My advice is that if you want an s Corp, form a corporation. Any perceived cost savings for going the LLC taxed as s route will likely be chewed up in the course of drafting an S-compliant operating agreement, especially if you have multiple members.
I disagree with some of the stuff in both of the above statements.
For one thing, the legal requirements of operating a true corporation are significantly more that the legal requirements of operating an LLC. LLCs are, in essence, "lite" corporations. Like "lite" beer. Or "lite" salad dressing. Think about some of the things that you are typically supposed to do one with a corporation: annual shareholder meetings, electing a board of directors, regular board meetings, electing corporate officers, etc.
Note: Agree that an off-the-shelf LLC operating agreement often would not address typical S corporation issues. But that deficiency appears in off the shelf corporate by-laws, too. I.e., they can skip or omit stuff that's important and revelent to an S corporation and its shareholders.
Finally, another big advantage of operating as an LLC is that you can operate as a disregarded entity during the startup phase and during the wind up phase. I.e., that first year or two with an LLC? And that last year or two? You can operate as a sole proprietorship.

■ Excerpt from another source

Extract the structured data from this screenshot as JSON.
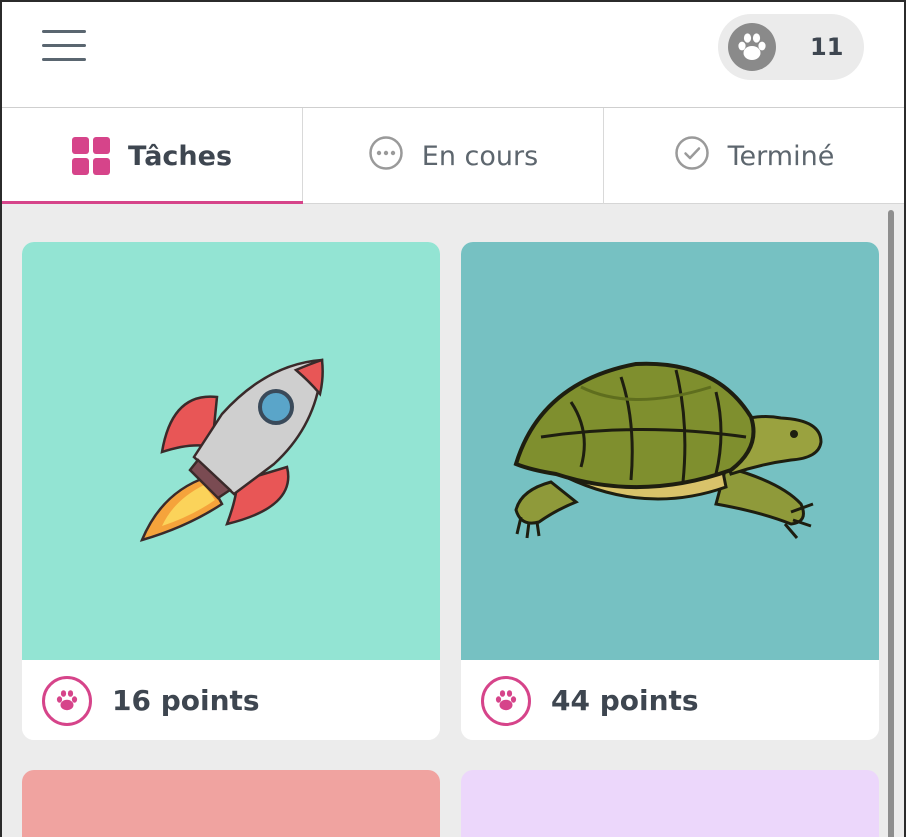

That'll mean you can probably prepare your tax returns yourself, avoid payroll taxes, etc.
The corporation option doesn't let you do that.